The adoption of virtual reality headsets is exploding thanks to the gaming community. It’s projected there will be nearly 171 million people using VR by 2018 and 500 million VR headsets sold by 2025.
And Goldman Sachs’ researchers predict that virtual reality and augmented reality will continue to expand beyond gaming and into healthcare, engineering, real estate, retail and live events.
Virtual reality and augmented reality is a key way for brands to create memorable and positive experiences for their target audiences. However, the entry fee for developing VR and AR content is often unjustifiable for many companies. After all, running an augmented reality campaign on Snapchat with animated lenses can cost up to $750,000.
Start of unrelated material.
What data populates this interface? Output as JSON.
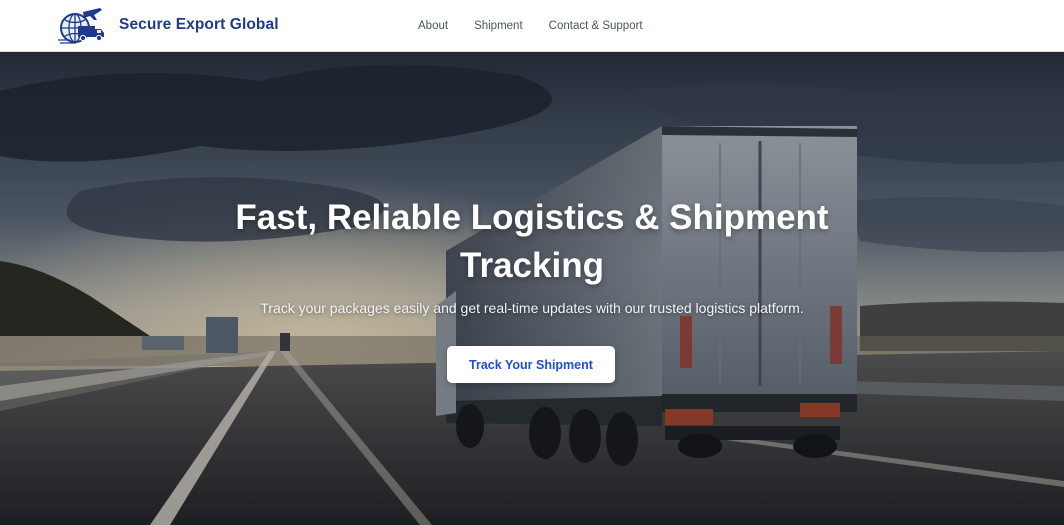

That said, now is the perfect time for brands to begin brainstorming ways to leverage VR and AR for their communities. You might not have the budget now, but as adoption rates of VR and AR technology increases, your brand should be ready.
To prepare you for virtual reality storytelling, brands should begin experimenting with 360 video which is easy and cheap.
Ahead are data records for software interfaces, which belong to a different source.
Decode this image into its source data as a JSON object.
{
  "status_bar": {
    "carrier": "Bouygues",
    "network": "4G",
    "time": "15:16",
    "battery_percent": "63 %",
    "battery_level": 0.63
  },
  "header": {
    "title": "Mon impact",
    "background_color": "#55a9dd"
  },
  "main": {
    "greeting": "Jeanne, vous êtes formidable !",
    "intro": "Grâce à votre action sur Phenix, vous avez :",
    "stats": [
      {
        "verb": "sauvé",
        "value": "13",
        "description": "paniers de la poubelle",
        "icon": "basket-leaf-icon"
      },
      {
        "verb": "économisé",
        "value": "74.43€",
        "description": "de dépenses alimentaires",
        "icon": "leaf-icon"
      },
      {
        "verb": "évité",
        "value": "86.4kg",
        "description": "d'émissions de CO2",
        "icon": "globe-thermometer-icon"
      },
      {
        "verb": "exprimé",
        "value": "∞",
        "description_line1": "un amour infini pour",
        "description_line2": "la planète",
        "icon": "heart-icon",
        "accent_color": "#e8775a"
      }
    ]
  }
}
Here are three simple steps to help you experiment with immersive video to help your community:
1. Start testing immersive video content by using low-cost 360 degree video technology to help your community
If your brand wants to stay innovative on social channels, you should start experimenting with 360 video technology. After all, the entry-fee is extremely low depending on the camera, software, and audio equipment you decide you use. And you can easily publish 360 video to YouTube and Facebook.
There are low cost 360 video cameras like the Ricoh THETA S and Samsung Gear 360, which will allow you to easily create 360 degree video content for under $350.00. The video and sound quality might not be perfect, but the minimal cost can help you get started. If you want to create high quality 360 degree video content, you can purchase the GoPro Omni rig for about $5,000.
When testing 360 video, you’ll want to learn:
- Camera Positioning (learn where video stitch lines are located and how close your subjects should be)
- Lighting (ensuring that the area you are shooting has ample light all around the camera)
- Spatial Audio (how to leverage sound from around the camera)
- Video File Sizes (video sizes are huge so keeping your stories brief will save you editing time)
- 360 Storytelling & Editing (how to guide viewers on where to look)
At Experian, we’re testing 360 video to give our community a behind-the-scenes look at some of the work we’re doing. 360 video content is easy to produce and provides us an easy way to test out ways to best serve our community with immersive storytelling.
Here’s a behind-the-scenes look at our weekly #CreditChat on YouTube Live, Periscope and Facebook Live in 360:
2. Start incorporating 360 video into the 2D video projects your brand is already creating.
One simple way to experiment with 360 video is to bring the camera along to video shoots your brand is already producing. You see, 360 video can give your community a behind-the-scenes look at a video production. It’s a fun and simple way to create 360 video without spending extra time developing a story ahead of time.
If your brand is active on Facebook Live or Periscope, think about creating a highlight reel in 360 where viewers can watch you, your phone with comments appearing, and anything else happening in the background. The point of this is to experiment without needing to budget extra time in your day. You simply record work you’re already doing and giving your community a 360 behind-the-scenes look.
One of my favorite behind-the-scenes 360 videos is a story about how TOMS provides shoes to children in need. The beauty of this video is that it simply documents their trip to Peru and they tell their story in a stunning way:
3. Start sharing helpful 360 video with your community (that you didn’t create) to see what content resonates with them.
If you don’t have the time or budget to start experimenting with 360 video, then start sharing 360 content you didn’t create. The goal of sharing these 360 videos with your community is to learn what sort of 360 content is getting the most engagement. This can help you determine what types of videos you might want to produce in the future.
As you research different 360 videos, you’ll also get ideas for potential ways to tell stories in 360 so keep a notebook handy. You might not have budget now, but you should be ready the moment you’re given the freedom to test it out. Testing out other people’s 360 content will help you learn what engages your community (and will help you build a case for creating your own).
Are you brainstorming ways to use 360 video? Have you already started experimenting? Let me know what you’re learning or want to test in the comments? I’d love to chat further with you.